WHAT TO DO: Scan the data below for lines holding the word "icon", and copy each line found.

TASK INPUT:

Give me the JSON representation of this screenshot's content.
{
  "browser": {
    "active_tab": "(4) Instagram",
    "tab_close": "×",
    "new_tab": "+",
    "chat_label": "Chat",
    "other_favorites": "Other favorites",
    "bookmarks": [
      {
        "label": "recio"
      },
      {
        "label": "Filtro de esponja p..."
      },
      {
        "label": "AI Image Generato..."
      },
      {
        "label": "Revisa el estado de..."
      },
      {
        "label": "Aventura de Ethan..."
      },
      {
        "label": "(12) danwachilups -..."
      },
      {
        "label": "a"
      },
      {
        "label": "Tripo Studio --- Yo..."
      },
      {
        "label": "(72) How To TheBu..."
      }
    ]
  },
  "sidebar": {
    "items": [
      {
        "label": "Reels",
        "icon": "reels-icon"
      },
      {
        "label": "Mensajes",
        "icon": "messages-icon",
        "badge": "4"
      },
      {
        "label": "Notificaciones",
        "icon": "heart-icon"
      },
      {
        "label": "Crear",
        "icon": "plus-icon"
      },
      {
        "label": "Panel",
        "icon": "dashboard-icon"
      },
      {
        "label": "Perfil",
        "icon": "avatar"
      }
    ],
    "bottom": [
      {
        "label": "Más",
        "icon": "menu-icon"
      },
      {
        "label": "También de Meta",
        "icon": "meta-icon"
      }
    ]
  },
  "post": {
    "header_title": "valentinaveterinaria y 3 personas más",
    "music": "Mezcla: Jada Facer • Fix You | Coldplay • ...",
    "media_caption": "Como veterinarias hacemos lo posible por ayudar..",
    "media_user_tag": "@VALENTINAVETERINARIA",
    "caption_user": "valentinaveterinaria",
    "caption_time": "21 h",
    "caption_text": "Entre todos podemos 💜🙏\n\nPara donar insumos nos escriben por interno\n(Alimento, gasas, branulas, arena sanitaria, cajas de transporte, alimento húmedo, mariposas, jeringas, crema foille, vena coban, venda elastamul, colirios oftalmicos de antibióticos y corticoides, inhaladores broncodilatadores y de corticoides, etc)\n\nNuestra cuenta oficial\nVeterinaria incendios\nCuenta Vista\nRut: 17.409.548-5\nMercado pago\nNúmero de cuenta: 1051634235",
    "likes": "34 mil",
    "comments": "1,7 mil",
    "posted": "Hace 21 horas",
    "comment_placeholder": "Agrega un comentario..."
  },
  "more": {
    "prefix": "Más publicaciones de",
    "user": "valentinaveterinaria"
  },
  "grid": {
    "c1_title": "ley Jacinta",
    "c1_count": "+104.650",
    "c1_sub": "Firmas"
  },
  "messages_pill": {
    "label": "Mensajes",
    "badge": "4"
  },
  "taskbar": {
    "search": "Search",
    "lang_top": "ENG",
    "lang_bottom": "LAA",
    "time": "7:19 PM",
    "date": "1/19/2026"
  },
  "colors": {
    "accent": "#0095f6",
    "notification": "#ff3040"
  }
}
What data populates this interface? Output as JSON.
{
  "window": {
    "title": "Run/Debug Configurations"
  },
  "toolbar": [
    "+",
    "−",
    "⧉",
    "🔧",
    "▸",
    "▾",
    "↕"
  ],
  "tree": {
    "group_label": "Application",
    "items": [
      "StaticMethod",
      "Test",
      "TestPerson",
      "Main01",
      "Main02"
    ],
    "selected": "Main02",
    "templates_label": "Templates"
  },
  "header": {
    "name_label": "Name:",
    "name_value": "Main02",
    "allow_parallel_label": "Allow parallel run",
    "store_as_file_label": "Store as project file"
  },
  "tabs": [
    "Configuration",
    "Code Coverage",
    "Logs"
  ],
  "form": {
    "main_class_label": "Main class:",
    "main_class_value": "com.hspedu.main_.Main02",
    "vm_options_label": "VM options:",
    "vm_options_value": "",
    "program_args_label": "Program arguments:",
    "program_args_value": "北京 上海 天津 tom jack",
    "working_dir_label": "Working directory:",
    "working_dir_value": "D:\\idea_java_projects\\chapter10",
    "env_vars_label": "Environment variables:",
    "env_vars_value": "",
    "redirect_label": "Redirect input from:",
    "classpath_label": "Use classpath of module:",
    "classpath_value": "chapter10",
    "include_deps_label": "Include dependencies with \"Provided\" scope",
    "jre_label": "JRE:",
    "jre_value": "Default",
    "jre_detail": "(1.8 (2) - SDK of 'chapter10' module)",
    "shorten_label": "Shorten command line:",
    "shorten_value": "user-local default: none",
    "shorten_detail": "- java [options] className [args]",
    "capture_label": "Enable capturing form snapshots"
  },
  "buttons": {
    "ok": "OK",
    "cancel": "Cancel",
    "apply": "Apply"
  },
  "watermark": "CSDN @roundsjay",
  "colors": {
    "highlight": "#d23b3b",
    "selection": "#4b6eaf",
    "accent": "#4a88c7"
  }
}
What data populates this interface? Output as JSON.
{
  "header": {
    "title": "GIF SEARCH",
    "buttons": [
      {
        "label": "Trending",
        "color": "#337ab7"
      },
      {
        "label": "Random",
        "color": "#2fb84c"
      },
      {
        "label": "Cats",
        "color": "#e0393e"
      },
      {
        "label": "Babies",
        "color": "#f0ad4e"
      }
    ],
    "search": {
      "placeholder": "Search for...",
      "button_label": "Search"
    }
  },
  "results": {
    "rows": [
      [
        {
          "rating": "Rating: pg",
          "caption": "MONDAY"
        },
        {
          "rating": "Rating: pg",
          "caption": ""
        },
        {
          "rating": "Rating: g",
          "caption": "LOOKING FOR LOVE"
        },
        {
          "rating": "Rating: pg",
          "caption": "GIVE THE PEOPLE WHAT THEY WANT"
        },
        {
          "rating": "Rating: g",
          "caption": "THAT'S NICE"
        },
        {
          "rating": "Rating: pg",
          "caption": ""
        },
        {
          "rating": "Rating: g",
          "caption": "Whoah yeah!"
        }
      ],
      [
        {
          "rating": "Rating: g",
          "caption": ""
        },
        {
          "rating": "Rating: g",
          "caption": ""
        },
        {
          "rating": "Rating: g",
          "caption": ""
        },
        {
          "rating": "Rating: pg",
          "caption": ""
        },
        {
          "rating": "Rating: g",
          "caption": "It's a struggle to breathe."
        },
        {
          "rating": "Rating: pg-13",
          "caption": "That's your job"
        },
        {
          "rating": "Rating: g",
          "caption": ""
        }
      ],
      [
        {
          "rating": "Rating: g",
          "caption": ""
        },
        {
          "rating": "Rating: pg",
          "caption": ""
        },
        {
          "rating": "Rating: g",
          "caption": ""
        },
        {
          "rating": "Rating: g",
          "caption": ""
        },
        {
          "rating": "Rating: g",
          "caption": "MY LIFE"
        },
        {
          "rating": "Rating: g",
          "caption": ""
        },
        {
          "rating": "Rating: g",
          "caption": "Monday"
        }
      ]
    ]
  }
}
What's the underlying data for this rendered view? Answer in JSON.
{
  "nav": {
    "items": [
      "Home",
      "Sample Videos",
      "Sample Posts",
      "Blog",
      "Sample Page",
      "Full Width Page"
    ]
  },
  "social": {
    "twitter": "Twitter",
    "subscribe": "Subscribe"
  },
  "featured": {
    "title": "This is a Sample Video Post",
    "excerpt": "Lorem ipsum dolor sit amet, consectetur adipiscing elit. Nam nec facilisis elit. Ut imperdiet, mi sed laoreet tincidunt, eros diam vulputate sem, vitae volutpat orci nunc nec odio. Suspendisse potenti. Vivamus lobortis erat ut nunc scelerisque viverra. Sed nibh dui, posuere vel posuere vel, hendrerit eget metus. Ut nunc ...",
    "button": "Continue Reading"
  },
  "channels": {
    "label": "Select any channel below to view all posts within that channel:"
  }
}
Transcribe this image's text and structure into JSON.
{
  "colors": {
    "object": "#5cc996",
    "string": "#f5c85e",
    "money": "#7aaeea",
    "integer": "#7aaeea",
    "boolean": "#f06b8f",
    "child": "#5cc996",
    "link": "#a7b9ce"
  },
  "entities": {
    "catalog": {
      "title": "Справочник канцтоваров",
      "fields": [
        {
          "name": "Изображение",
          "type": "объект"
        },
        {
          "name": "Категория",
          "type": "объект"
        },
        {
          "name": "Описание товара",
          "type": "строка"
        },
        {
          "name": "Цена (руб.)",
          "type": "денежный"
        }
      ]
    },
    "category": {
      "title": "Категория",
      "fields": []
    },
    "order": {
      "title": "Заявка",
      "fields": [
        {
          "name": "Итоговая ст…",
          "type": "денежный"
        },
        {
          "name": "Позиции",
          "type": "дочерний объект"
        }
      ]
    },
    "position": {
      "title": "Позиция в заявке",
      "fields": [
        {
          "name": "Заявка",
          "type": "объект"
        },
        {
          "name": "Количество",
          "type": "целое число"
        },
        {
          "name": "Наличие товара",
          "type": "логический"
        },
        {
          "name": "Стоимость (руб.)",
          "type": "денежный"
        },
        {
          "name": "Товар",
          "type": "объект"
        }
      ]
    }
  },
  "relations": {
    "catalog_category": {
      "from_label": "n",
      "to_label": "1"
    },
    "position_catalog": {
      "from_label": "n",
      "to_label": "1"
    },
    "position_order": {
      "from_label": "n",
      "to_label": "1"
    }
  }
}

RESULT FOR THIS EXERCISE:
        "icon": "reels-icon"
        "icon": "messages-icon",
        "icon": "heart-icon"
        "icon": "plus-icon"
        "icon": "dashboard-icon"
        "icon": "avatar"
        "icon": "menu-icon"
        "icon": "meta-icon"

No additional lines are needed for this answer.